New Techniques in Treating Diabetic Retinopathy

According to the latest global statistics, the percentage of diabetes in the UAE has reached 19.2% and it is one of the highest in the world. The eye is considered to be the most susceptible organ to be affected by diabetes. Diabetic retinopathy, is the most important complication of diabetes related to the eyes and is divided into two stages. The first stage is the pre-development of new blood vessels stage and the second stage is post-development, the latter being the more severe stage of the two, due to the fact that these vessels are being developed in weak and/or imperfect walls and also due to the higher likelihood of hemorrhage occurrences in the retina and the vitreous body.

Infiltration in the visual center is the main reason for the deterioration of visual acuity and the ability to see clearly and it may happen in both stages. For a long period of time, techniques of diabetic retinopathy treatment focused mainly on controlling symptoms and stopping the deterioration of visual acuity. But due to recent and continued advances in eye surgery techniques, treatment now leads not only to stopping the visual acuity deterioration but also to gain back and improve upon the patient's vision.
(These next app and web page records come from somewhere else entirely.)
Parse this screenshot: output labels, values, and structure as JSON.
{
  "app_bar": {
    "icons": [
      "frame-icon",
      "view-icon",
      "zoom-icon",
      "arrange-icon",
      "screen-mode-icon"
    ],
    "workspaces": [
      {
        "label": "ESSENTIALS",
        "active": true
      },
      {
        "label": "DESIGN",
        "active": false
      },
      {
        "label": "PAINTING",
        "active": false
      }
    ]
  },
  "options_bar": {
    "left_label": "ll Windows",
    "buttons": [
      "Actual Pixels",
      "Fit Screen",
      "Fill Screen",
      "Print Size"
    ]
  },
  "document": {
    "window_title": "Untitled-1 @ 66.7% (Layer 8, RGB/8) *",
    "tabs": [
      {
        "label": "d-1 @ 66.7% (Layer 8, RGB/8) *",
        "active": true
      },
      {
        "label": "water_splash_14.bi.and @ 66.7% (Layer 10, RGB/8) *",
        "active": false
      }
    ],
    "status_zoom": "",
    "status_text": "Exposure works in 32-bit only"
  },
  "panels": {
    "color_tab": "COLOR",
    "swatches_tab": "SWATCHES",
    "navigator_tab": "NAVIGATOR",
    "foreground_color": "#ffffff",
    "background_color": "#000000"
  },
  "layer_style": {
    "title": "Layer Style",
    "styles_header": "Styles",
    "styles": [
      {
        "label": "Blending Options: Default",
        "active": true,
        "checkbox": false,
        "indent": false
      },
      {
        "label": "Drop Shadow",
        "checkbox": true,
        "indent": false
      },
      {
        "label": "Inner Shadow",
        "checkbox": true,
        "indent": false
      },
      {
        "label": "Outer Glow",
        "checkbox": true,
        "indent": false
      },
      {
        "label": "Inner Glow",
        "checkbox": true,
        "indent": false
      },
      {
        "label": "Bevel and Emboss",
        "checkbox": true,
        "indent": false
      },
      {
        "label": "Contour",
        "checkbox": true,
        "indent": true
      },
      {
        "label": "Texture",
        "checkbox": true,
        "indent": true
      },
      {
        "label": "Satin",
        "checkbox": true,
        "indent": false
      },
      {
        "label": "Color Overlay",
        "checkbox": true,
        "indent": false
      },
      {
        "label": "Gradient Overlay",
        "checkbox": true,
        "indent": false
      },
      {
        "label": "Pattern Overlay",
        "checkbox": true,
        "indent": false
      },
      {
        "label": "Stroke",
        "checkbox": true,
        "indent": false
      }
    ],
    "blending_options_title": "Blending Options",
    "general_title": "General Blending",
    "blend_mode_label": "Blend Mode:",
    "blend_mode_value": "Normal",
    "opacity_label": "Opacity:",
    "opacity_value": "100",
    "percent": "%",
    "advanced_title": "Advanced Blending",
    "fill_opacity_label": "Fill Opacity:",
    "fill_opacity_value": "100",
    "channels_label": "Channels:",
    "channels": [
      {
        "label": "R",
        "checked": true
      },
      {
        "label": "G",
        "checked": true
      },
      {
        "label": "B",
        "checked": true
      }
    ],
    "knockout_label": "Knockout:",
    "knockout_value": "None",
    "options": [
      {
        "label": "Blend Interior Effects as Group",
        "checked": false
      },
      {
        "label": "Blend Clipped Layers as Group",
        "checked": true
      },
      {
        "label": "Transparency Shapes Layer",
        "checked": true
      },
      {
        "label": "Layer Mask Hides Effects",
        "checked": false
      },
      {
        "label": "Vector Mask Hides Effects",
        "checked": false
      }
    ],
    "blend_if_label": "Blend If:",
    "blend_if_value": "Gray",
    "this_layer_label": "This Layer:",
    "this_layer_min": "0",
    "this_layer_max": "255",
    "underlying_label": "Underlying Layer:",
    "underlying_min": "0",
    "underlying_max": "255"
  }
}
These modern techniques in eye treatment includes advances in diagnosis such as, cross-sectional photographic diagnosis, and synchronous fluorescence photography; and advances in treatments such as, injections using the latest medications (LUCENTIS®) which is designed to block VEGF. That's why it's called an anti-VEGF. By blocking VEGF, LUCENTIS may prevent damaged blood vessels from leaking fluid into the macula. This in turn may lead to a huge improvement in vision acuity and settling of the retina position in the eye. Other treatments also include vitrectomy micro surgery without surgical sutures which lead to a significant improvement in success rates of these surgeries and the improvement of vision in patients in advanced stages of diabetic retinopathy like cases of retinal detachment fibrosis and hemorrhages in the vitreous body.
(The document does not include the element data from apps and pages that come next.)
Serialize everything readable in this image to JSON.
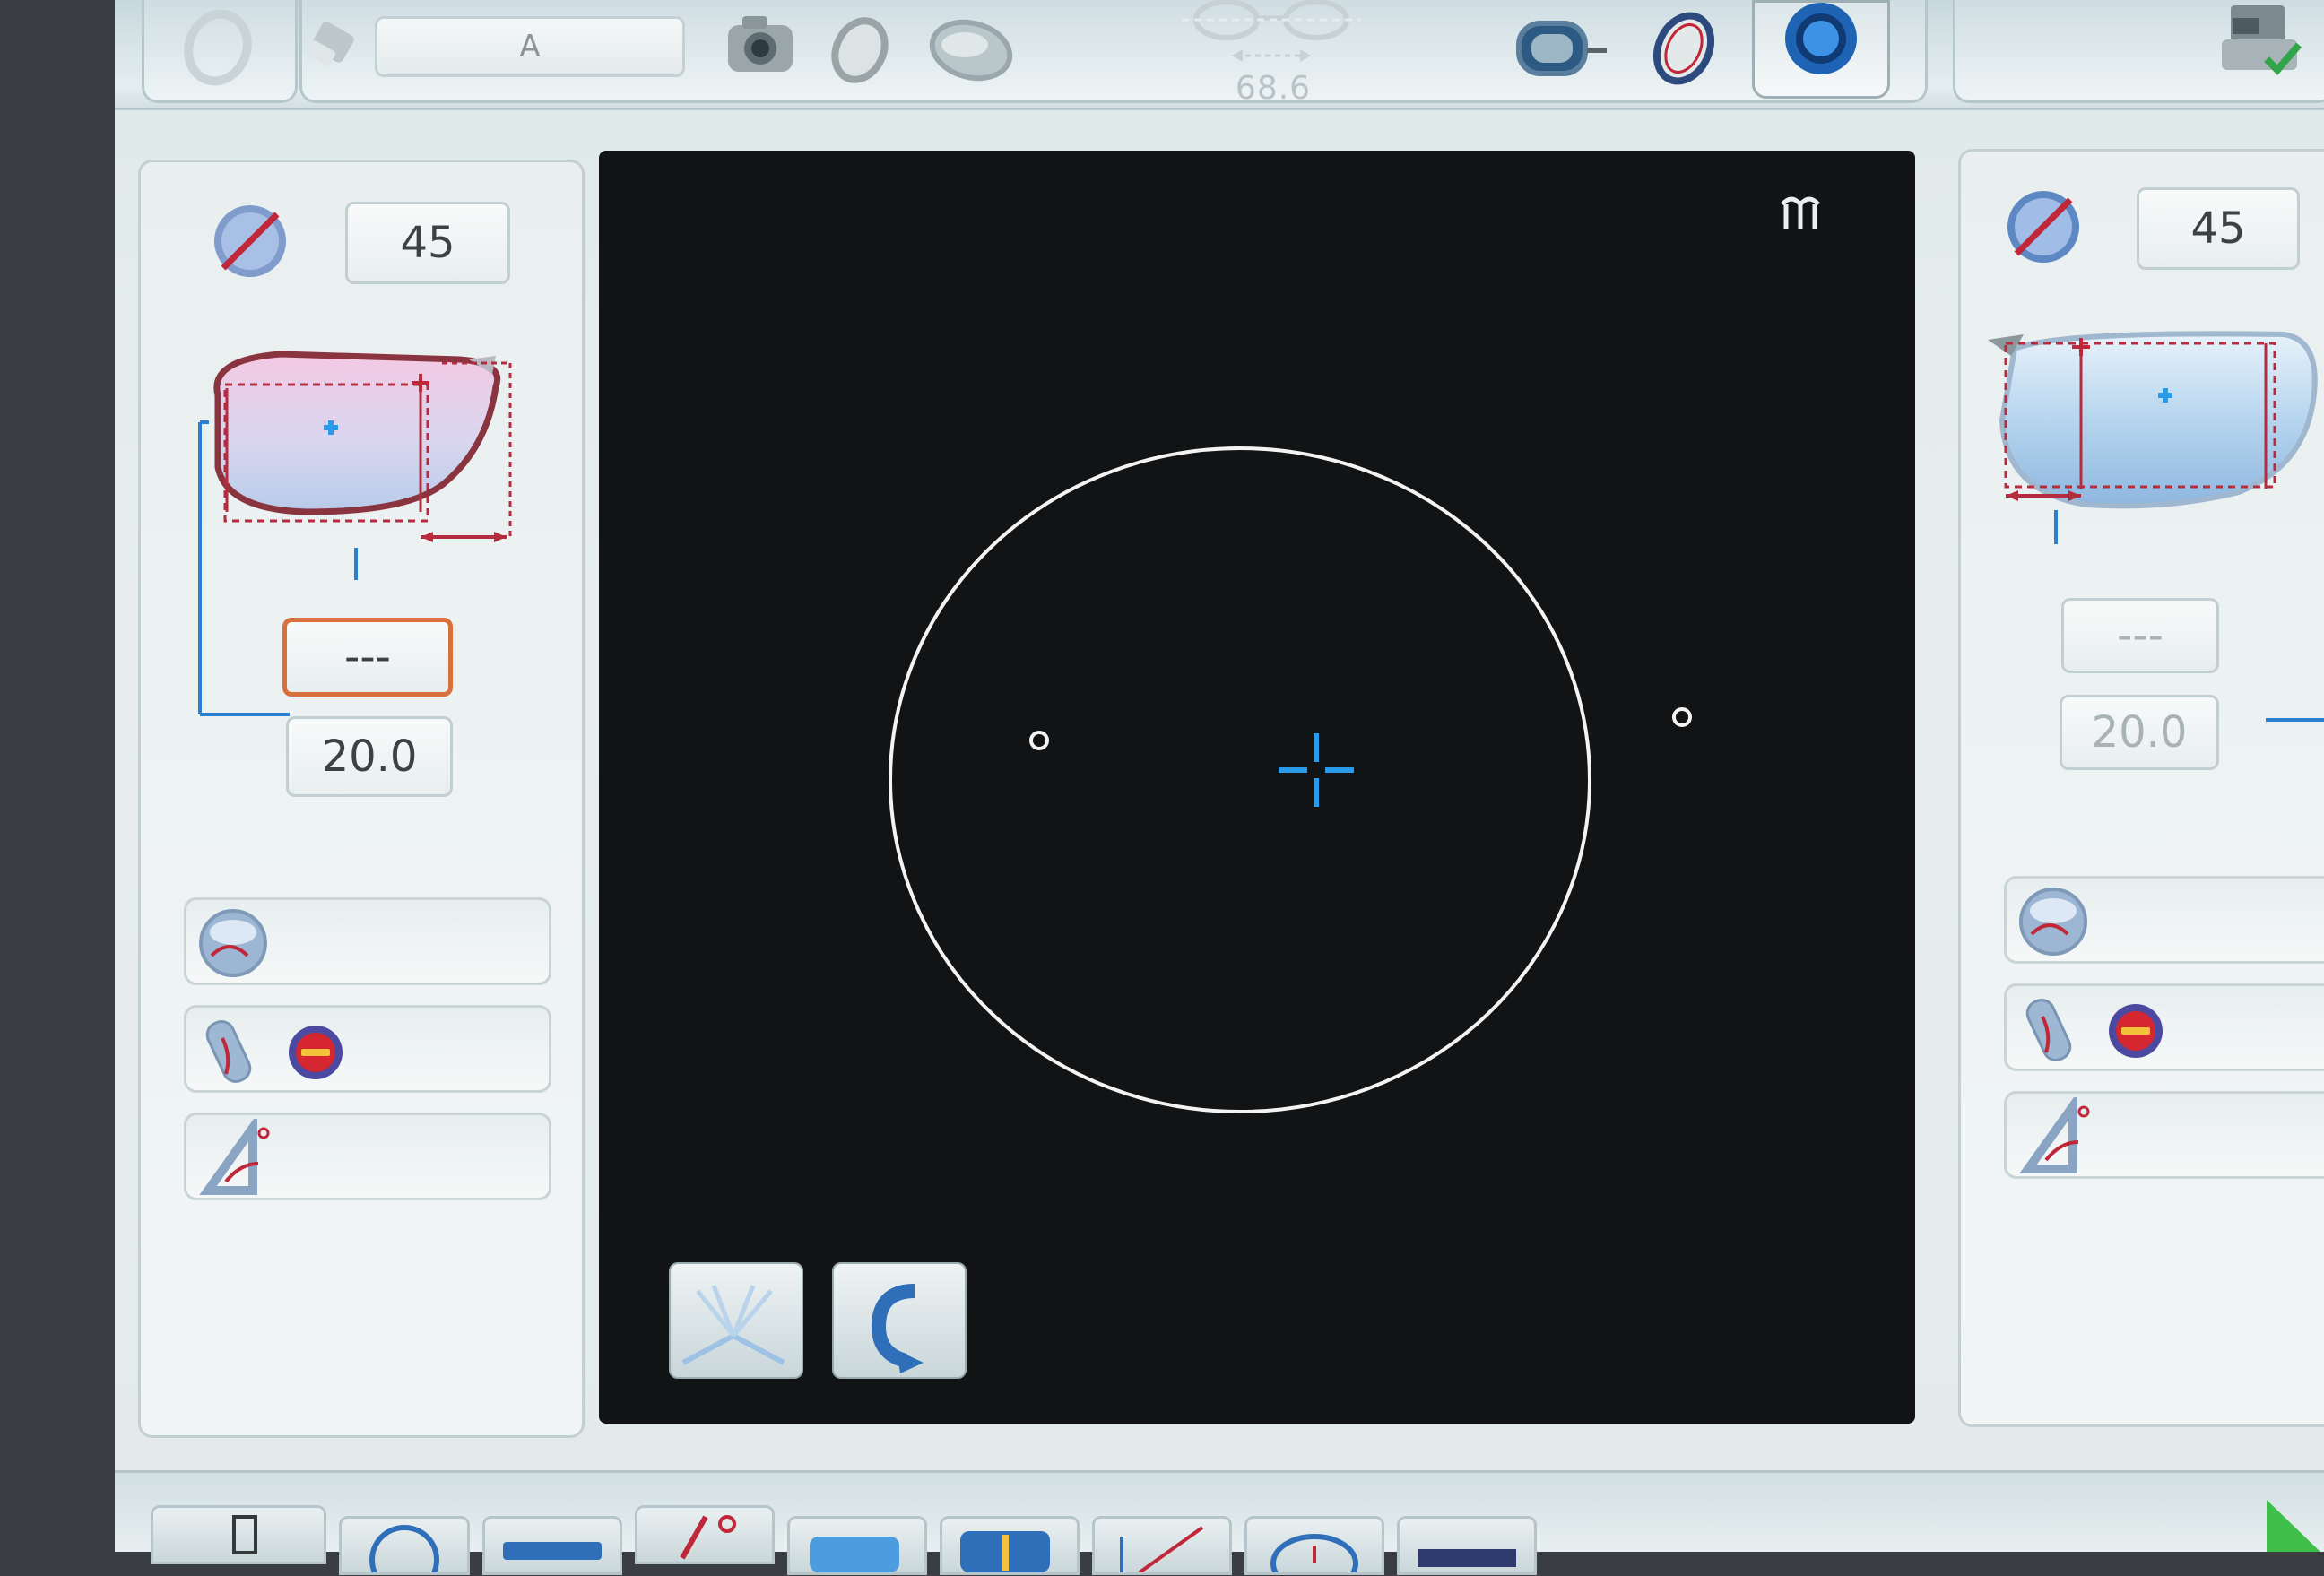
{
  "toolbar": {
    "job_field": "A",
    "pd_value": "68.6"
  },
  "left_panel": {
    "angle_value": "45",
    "field_value": "---",
    "height_value": "20.0"
  },
  "right_panel": {
    "angle_value": "45",
    "field_value": "---",
    "height_value": "20.0"
  },
  "display": {
    "corner_icon": "lens-tracer-icon",
    "shape": "oval-lens-trace",
    "center_marker": "blue-crosshair"
  },
  "colors": {
    "accent_blue": "#2a9be8",
    "active_field_border": "#d8703e",
    "trace_line": "#ffffff",
    "display_background": "#121314",
    "lens_marker_red": "#c0283a"
  }
}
Dr. Ahmed Al-Khashab stresses the importance of checking the retina when diabetes is discovered in patients and subsequent annual checkups thereafter, since early detection is considered the ideal way to prevent the development of diabetic retinopathy and the preservation of vision.




Dr. Ahmed El Khashab, MD, FRCS (Glsg)

Ophthalmology Consultant

Vitreoretinal Surgeon and Medical Director

Fellow at the Royal College of Physicians and Surgeons of Glasgow